Websites. The settlement provided that the County would make all of its websites and online content accessible. The County agreed to implement an accessibility policy for online content within three months and test its pages for ease of use at least once per year.

Administrative Reforms. The County appointed an ADA coordinator while the Department’s investigation was ongoing. The settlement provided that the ADA coordinator would investigate individual complaints about discrimination. It also required the County to provide sign language and oral interpreters as well as documents in alternate formats like Braille and large print. Finally, the County agreed to distribute a notice outlining its responsibilities under the ADA and the settlement within three months.

Implementation. The agreement lasted for four years and required the County to make annual reports to the Department.
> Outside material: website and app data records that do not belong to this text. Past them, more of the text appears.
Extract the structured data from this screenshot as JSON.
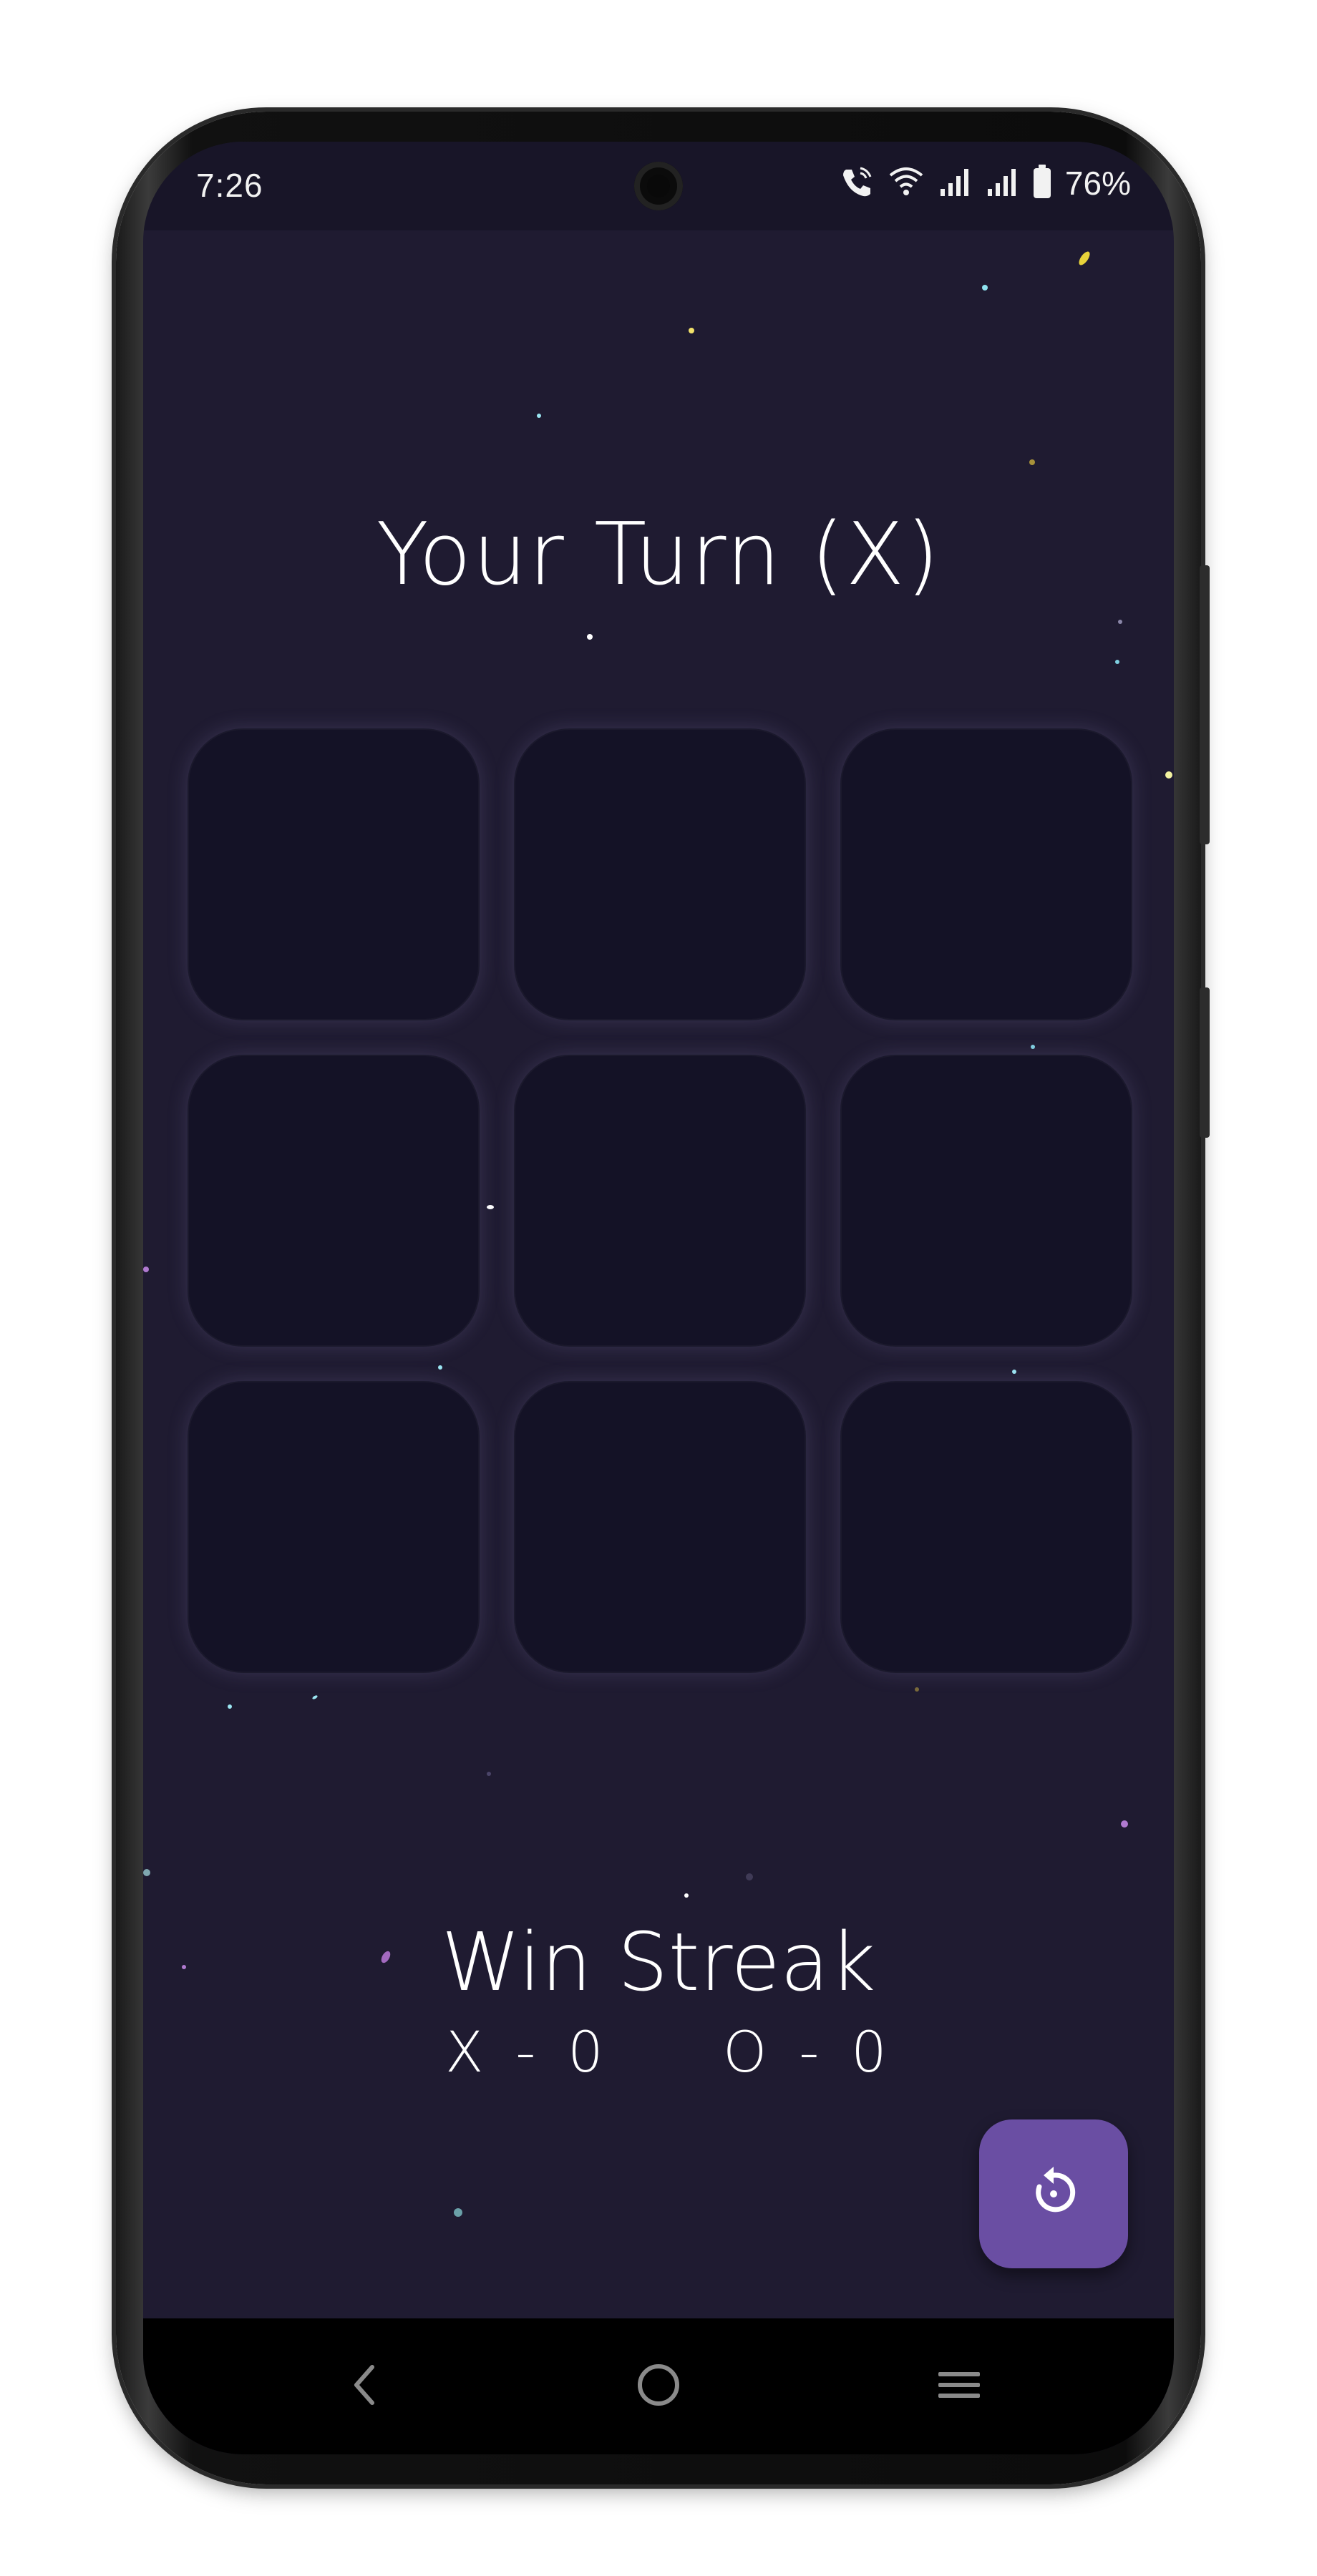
{
  "status_bar": {
    "time": "7:26",
    "battery_percent": "76%",
    "icons": [
      "wifi-calling-icon",
      "wifi-icon",
      "signal-icon",
      "signal-icon",
      "battery-icon"
    ]
  },
  "game": {
    "turn_label": "Your Turn (X)",
    "board": [
      "",
      "",
      "",
      "",
      "",
      "",
      "",
      "",
      ""
    ]
  },
  "streak": {
    "title": "Win Streak",
    "x_score": "X - 0",
    "o_score": "O - 0"
  },
  "actions": {
    "restart_icon": "restart-icon"
  },
  "nav": {
    "icons": [
      "back-icon",
      "home-icon",
      "recents-icon"
    ]
  },
  "colors": {
    "background": "#1f1b31",
    "cell": "#141226",
    "accent": "#6a4ea3"
  }
}
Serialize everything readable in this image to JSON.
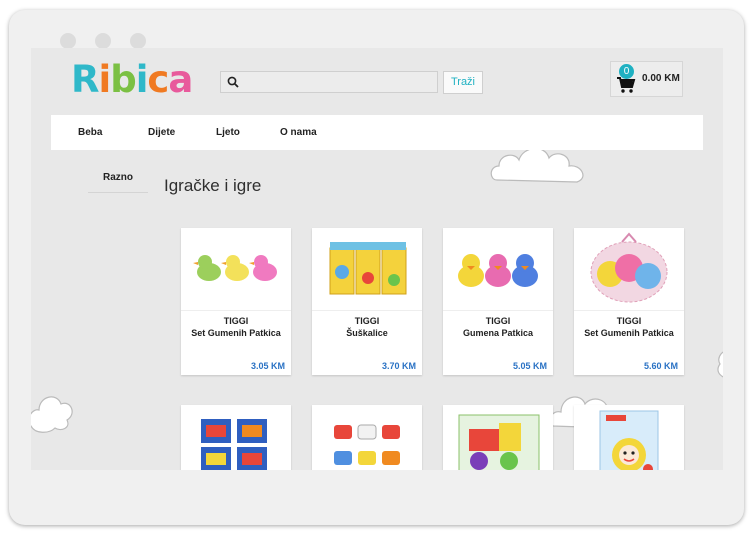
{
  "header": {
    "logo_letters": [
      "R",
      "i",
      "b",
      "i",
      "c",
      "a"
    ],
    "logo_colors": [
      "#2fb8c9",
      "#f07a22",
      "#7bc043",
      "#2fb8c9",
      "#f07a22",
      "#e85a9c"
    ],
    "search": {
      "value": "",
      "placeholder": ""
    },
    "search_button": "Traži",
    "cart": {
      "count": "0",
      "total": "0.00 KM"
    }
  },
  "nav": {
    "items": [
      "Beba",
      "Dijete",
      "Ljeto",
      "O nama"
    ]
  },
  "sidebar": {
    "items": [
      "Razno"
    ]
  },
  "main": {
    "title": "Igračke i igre",
    "products": [
      {
        "brand": "TIGGI",
        "name": "Set Gumenih Patkica",
        "price": "3.05 KM"
      },
      {
        "brand": "TIGGI",
        "name": "Šuškalice",
        "price": "3.70 KM"
      },
      {
        "brand": "TIGGI",
        "name": "Gumena Patkica",
        "price": "5.05 KM"
      },
      {
        "brand": "TIGGI",
        "name": "Set Gumenih Patkica",
        "price": "5.60 KM"
      },
      {
        "brand": "",
        "name": "",
        "price": ""
      },
      {
        "brand": "",
        "name": "",
        "price": ""
      },
      {
        "brand": "",
        "name": "",
        "price": ""
      },
      {
        "brand": "",
        "name": "",
        "price": ""
      }
    ]
  },
  "colors": {
    "accent": "#1fb1c2",
    "price": "#2a72c4",
    "page_bg": "#e8e8e8"
  }
}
There is no evidence that there were problems implementing the settlement, so the matter is presumably closed.

Summary Authors

Timothy Leake (8/2/2019)

Related Cases

Project Civic Access Settlement Agreement between United States Department of Justice and the City of Toledo, OH, No Court (1999)


Attorneys(s) for Plaintiff

Acosta, R. Alexander (District of Columbia)

Mendelsohn, James A. (Alabama)

Mobley, Mary Lou (Colorado)

Wodatch, John L. (District of Columbia)

Worden, Jeanine M (District of Columbia)

Expert/Monitor/Master

Jackson, Dana (District of Columbia)

Mallozzi, Michele Antonio (District of Columbia)

Attorneys(s) for Plaintiff

Acosta, R. Alexander (District of Columbia)

Mendelsohn, James A. (Alabama)

Mobley, Mary Lou (Colorado)

Wodatch, John L. (District of Columbia)

Worden, Jeanine M (District of Columbia)

Expert/Monitor/Master

Jackson, Dana (District of Columbia)

Mallozzi, Michele Antonio (District of Columbia)

Documents in the Clearinghouse

Document

Settlement Agreement Between the United States of America and Washington County, Utah Under the Americans with Disabilities Act

United States and Washington County, Utah

Dec. 14, 2004

Dec. 14, 2004

Settlement Agreement

Resources

Docket

Last updated May 11, 2022, 8 p.m.

Docket sheet not available via the Clearinghouse.

Case Details

State / Territory: Utah

Case Type(s):

Disability Rights

Key Dates

Filing Date: Dec. 14, 2004

Case Ongoing: No reason to think so

Plaintiffs

Plaintiff Description:

United States Department of Justice Civil Rights Division

Plaintiff Type(s):

U.S. Dept of Justice plaintiff

Attorney Organizations:

U.S. Dept. of Justice Civil Rights Division

Public Interest Lawyer: Yes

Filed Pro Se: No

Class Action Sought: No

Class Action Outcome: Not sought

Defendants

Washington County, Utah (Washington), County

Defendant Type(s):

Jurisdiction-wide

Law-enforcement

Case Details

Causes of Action:

Americans with Disabilities Act (ADA), 42 U.S.C. §§ 12111 et seq.

Section 504 (Rehabilitation Act), 29 U.S.C. § 701

Special Case Type(s):

Out-of-court

Availably Documents:

Injunctive (or Injunctive-like) Relief

Outcome

Prevailing Party: Plaintiff

Nature of Relief:

Injunction / Injunctive-like Settlement

Source of Relief:

Settlement

Form of Settlement:

Private Settlement Agreement

Order Duration: 2004 - 2008

Content of Injunction:

Develop anti-discrimination policy

Discrimination Prohibition

Follow recruitment, hiring, or promotion protocols

Implement complaint/dispute resolution process

Monitor/Master

Monitoring

Reasonable Accommodation

Recordkeeping

Reporting

Required disclosure

Training

Issues

General:

Access to public accommodations - governmental

Access to public accommodations - privately owned

Barrier Removal

Bathing and hygiene

Bathrooms

Buildings

Effective Communication (ADA)

Government Services

Reasonable Accommodations

Reasonable Modifications

Record-keeping

Screen readers and similar accessibility devices

Sidewalks

Staff (number, training, qualifications, wages)

Transportation

TTY/Close Captioning/Videophone/etc.

Voting

Voting access

Website

Discrimination-area:

Accommodation / Leave

Discrimination-basis:

Disability (inc. reasonable accommodations)

Disability:

disability, unspecified

Hearing impairment

Mental impairment

Mobility impairment

Visual impairment

Mental Disability:

Mental Illness, Unspecified

Medical/Mental Health:

Intellectual/Developmental Disability

Intellectual disability/mental illness dual diagnosis

Type of Facility:

Government-run